Plans for cutting admissions test requirement paused by ABA Legal Ed council
After receiving letters from various law school deans with concerns about cutting the Law School Admission Test requirement, the council of the ABA’s Section of Legal Education and Admissions to the Bar on Friday walked back plans to go forward with the proposal in August.
The decision was made Friday—when the council met in Chicago.
A resolution to remove the entrance exam requirement from Standard 503 was rejected by the ABA House of Delegates in February, and less than two weeks later, the council voted to submit the proposal again in August at the the 2023 ABA Annual Meeting.
Many have spoken in favor and against the proposal, but for the most part, all agreed on one thing—that their position would help diversity in legal education.
One letter from law deans, dated April 12, suggested that Standard 503 should be revised to state that law schools admit no more than 25% of an entering class without an entrance exam, rather than cutting the requirement entirely. Additionally, the letter asked that the effectiveness of the revision be evaluated within six years to make sure that the change did not hurt law students and graduates. It was signed by more than 100 law school deans.

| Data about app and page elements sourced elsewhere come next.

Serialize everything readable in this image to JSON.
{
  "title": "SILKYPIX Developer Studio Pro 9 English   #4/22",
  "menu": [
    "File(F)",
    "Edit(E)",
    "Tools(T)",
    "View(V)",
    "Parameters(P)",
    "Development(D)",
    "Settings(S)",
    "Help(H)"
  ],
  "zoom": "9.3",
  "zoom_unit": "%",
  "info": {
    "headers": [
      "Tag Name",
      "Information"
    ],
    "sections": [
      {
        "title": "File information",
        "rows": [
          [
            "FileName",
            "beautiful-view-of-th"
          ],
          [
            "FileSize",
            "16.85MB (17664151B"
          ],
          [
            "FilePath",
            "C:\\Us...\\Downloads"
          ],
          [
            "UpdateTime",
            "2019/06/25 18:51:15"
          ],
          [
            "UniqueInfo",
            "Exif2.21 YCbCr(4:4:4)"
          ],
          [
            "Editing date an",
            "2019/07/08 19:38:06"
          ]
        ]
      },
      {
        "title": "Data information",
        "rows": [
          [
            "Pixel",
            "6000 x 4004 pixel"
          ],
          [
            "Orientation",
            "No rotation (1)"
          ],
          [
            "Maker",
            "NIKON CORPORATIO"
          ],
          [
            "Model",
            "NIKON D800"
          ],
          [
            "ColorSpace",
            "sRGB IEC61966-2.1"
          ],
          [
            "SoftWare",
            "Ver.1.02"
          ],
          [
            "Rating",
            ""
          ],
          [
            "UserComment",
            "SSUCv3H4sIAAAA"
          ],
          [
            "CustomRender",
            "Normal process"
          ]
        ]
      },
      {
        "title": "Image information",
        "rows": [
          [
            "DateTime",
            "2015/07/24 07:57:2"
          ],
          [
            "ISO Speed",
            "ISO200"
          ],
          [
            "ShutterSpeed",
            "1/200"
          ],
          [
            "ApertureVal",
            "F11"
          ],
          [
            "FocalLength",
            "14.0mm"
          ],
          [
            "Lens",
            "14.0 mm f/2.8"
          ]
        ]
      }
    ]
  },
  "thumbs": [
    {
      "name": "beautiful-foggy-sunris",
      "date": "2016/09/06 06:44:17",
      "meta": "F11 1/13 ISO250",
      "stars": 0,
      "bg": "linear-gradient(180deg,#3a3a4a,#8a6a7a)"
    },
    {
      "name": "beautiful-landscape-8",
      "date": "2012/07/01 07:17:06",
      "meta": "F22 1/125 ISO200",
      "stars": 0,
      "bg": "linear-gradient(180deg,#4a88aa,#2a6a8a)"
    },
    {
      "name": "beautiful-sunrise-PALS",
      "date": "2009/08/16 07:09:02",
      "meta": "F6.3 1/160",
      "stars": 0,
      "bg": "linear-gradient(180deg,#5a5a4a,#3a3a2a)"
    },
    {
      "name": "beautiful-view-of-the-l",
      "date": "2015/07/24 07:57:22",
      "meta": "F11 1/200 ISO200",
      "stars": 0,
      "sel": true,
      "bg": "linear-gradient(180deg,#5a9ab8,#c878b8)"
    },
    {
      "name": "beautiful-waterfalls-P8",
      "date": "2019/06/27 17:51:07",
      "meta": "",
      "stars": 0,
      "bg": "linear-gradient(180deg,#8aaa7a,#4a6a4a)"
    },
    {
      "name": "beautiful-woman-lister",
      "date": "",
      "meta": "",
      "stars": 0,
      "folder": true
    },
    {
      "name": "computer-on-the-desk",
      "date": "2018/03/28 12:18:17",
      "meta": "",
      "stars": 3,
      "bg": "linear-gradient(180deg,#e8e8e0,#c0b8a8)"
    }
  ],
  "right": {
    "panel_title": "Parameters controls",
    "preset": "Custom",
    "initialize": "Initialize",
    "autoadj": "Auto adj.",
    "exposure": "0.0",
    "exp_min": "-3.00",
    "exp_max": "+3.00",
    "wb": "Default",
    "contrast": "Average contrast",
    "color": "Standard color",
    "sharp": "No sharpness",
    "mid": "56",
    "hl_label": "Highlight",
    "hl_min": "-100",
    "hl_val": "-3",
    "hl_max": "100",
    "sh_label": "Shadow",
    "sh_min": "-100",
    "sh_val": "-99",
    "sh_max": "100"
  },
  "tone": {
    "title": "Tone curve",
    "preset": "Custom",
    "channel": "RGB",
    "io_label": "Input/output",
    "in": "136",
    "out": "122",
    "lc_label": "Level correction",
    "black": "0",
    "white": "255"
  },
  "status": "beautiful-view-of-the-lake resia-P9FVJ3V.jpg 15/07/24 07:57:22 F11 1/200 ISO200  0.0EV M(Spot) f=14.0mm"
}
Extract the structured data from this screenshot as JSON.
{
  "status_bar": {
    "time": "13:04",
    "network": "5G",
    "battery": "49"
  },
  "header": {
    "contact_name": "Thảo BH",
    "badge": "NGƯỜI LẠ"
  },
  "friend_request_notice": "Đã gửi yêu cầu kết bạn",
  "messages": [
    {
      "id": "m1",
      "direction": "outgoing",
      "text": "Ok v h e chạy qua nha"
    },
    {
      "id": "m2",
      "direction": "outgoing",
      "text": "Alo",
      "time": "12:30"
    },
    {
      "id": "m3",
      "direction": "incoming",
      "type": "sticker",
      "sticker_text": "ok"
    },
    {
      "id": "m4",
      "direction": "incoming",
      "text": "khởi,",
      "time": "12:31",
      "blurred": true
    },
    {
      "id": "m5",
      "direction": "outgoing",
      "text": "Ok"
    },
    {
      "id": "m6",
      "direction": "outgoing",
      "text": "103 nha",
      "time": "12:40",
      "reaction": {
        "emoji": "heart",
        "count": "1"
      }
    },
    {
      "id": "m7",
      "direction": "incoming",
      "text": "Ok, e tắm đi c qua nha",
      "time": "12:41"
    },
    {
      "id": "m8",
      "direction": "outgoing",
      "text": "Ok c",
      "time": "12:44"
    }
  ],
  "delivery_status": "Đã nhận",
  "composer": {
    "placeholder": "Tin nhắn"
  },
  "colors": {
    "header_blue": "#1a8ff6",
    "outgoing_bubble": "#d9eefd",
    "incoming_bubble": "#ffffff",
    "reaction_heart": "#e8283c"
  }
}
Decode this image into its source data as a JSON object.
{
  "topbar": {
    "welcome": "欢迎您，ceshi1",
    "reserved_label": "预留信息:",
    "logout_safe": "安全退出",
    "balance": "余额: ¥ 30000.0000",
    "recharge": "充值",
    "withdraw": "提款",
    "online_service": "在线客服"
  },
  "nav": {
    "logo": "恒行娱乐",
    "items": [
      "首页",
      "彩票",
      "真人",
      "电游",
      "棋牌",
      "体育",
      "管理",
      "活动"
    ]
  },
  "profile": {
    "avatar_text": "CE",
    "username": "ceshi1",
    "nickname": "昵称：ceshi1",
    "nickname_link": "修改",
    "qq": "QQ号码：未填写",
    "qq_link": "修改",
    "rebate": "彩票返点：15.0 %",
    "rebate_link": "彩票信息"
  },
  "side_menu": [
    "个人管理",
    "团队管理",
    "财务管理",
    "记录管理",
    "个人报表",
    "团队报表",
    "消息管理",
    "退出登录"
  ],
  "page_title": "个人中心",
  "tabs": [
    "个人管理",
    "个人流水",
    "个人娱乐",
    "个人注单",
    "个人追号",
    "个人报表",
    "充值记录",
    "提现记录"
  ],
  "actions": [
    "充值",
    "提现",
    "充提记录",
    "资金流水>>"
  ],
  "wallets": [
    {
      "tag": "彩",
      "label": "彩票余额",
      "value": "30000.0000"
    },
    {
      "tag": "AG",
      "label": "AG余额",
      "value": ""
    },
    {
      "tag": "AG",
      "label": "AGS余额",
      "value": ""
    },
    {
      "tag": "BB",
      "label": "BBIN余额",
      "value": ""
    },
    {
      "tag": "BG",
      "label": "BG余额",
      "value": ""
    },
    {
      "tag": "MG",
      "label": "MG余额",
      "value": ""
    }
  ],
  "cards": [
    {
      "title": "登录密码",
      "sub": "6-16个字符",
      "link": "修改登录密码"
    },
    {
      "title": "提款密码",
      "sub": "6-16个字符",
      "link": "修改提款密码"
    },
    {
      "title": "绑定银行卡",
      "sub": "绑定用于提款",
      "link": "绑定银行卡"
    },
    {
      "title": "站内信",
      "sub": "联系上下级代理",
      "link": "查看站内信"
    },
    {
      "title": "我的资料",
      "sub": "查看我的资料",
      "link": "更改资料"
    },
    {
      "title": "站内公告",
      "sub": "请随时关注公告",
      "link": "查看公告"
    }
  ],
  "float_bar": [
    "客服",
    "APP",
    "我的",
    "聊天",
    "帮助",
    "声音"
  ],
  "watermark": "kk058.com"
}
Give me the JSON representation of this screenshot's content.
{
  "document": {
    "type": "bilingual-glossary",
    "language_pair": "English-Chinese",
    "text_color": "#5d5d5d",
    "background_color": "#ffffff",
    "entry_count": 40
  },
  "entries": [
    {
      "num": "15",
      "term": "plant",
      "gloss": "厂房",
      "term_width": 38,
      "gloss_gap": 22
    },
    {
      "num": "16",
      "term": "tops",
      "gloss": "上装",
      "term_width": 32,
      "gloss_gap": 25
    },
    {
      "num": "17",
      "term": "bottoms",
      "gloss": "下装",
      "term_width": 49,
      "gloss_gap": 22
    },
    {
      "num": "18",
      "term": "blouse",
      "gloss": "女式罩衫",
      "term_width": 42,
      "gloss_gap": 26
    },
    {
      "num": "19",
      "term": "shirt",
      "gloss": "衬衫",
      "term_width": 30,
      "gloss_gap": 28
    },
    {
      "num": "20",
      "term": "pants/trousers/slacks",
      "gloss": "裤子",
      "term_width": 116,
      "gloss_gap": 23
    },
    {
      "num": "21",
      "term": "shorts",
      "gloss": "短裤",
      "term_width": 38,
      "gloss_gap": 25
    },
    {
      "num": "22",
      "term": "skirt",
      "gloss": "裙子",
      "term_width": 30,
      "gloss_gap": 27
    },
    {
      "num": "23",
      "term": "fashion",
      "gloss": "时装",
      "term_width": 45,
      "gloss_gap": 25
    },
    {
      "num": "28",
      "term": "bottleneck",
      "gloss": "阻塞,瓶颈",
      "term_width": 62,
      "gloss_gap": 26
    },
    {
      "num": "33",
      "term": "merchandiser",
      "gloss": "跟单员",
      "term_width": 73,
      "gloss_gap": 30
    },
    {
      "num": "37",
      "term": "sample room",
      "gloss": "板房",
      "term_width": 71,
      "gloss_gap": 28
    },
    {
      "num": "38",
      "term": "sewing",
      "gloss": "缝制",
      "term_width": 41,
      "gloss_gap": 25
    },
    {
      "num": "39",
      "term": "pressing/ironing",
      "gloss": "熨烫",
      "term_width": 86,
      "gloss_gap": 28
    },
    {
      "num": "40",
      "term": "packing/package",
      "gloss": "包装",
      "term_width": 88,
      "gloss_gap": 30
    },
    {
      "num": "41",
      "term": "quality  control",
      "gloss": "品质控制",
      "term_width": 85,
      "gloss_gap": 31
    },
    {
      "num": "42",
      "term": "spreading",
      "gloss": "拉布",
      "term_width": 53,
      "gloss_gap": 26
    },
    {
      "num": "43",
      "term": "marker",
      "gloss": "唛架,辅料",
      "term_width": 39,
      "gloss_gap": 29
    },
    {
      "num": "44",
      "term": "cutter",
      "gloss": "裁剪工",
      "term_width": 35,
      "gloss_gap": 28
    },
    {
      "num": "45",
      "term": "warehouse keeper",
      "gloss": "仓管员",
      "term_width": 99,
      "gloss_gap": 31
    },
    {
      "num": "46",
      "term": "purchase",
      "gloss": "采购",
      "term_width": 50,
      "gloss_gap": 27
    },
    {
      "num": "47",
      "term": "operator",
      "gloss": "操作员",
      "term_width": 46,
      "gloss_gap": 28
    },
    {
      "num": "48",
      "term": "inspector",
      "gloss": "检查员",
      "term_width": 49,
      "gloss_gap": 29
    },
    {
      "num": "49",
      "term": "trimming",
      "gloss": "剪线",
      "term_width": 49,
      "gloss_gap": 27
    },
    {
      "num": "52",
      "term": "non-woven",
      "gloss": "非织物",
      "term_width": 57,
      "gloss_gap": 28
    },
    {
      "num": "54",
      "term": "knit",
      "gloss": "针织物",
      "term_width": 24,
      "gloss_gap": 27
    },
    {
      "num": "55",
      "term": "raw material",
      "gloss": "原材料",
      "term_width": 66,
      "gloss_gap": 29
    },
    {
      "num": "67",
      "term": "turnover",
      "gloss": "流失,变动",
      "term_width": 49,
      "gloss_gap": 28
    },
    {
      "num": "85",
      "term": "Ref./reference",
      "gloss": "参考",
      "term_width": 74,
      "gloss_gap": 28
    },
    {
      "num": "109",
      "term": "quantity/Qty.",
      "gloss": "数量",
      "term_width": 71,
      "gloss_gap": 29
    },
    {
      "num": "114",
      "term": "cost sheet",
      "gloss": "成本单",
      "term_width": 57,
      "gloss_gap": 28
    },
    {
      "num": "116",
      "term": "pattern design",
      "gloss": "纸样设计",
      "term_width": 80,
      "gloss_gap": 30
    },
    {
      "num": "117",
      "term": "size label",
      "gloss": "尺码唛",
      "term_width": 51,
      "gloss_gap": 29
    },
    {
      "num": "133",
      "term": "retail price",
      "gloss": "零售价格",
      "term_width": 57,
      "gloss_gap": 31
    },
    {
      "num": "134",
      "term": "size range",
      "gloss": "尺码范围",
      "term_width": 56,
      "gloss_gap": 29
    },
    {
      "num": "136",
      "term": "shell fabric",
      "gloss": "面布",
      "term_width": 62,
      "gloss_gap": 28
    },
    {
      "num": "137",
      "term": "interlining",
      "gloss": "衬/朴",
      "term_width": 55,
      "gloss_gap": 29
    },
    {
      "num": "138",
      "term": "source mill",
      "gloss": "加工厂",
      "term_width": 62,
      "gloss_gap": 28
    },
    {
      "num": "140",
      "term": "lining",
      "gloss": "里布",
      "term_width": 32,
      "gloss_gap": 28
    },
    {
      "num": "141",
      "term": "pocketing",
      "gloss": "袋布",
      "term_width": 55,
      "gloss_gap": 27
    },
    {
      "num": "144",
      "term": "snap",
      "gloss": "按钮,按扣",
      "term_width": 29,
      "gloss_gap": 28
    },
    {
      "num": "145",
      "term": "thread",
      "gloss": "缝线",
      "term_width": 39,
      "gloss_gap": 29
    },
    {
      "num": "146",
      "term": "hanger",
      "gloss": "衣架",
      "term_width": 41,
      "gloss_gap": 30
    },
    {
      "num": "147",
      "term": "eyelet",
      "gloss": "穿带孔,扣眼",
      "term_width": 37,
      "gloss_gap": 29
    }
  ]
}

An April 13 letter from deans, signed by 14 women of color who lead ABA-accredited law schools, claimed that data does not support the argument that cutting the admissions test requirement will help diversity in the profession.
“At a minimum, this proposal is a bet on an untested strategy—when lesser interventions, such as the compromise proposal, will allow time to understand if this gamble will pay off,” those deans wrote.
The signatories supported the 25% plan detailed in the April 12 letter.
Under ABA rules, proposed revisions to law school accreditation standards and rules are sent to the House of Delegates for concurrence up to two times, but the council has the final decision on matters related to law school education.
Bill Adams, managing director of ABA accreditation and legal education, addressed the issue Friday. According to him, there are possibilities for different policies and practices that might do a better job at determining who can succeed in law school.
Besides Standard 503, he mentioned Standard 501, which focuses on admissions.
“Although the council believes that the proposed amendments to Standards 501 and 503 represent the correct approach to ensure that schools are permitted flexibility to innovate with their admissions policies, it wants to be sensitive and responsive to the concerns raised by law school deans and other stakeholders. The pause announced today will allow the council to evaluate these concerns as it continues to determine what is best for both the law schools and their applicants,” Adams said.
Law schools use the LSAT and the GRE as admissions exams.
“We welcome the council’s decision to explore alternative approaches to help promote access and opportunity in law school admission, and we stand ready to assist the council as they consider alternative policies,” Kellye Testy, president and CEO of the Law School Admission Council, which is responsible for the LSAT, told the ABA Journal in an email.
In other business, the council approved for notice and comment suggested language changes related to standards noncompliance. The proposals were outlined in an April 2023 memo from the section’s strategic review committee.
Suggestions include adding more wording to the definition of “probation” to make clear that it refers to a law school being in jeopardy of having accreditation withdrawn for standards noncompliance.
Also approved by the council were suggested changes to Rule 15, which addresses sanctions, to add language about specific sanctions and their triggers.
“The revision does not narrow the grounds upon which the council may impose sanctions. Rather, the changes eliminate redundancy in the rule,” according to the memo.
Additionally, the council approved proposed revisions aimed at allowing more law school distance education credits. That will likely go to the House of Delegates in August.
The council vote follows notice and comment. A February 2023 memo written by Joseph K. West, the council chair, details the suggested revisions.
The memo suggested allowing up to 50% of a JD program’s credit hours online without ABA approval. Under the existing version of Standard 311, law schools are limited to granting up to one-third of the required credit hours through distance education without council approval.
The U.S. Department of Education only requires accreditor approval if a program offers more than 50% of its credits online, and changing the policy would decrease the amount of substantive change requests that the council receives, according to the memo. It addresses Standards 105, 306, 311 and 511.
Besides language changes to allow up to 50% of a JD program’s credit hours online without ABA approval, the proposed revisions add wording aimed at ensuring quality in distance education. That includes using technology that supports learning outcomes and providing students and faculty training for the technology.
Also, the proposed revisions suggest that if an outside party delivers distance education courses, the law school will actively ensure the quality and effectiveness of the programs. The quality-related proposed revisions relate to Standard 306.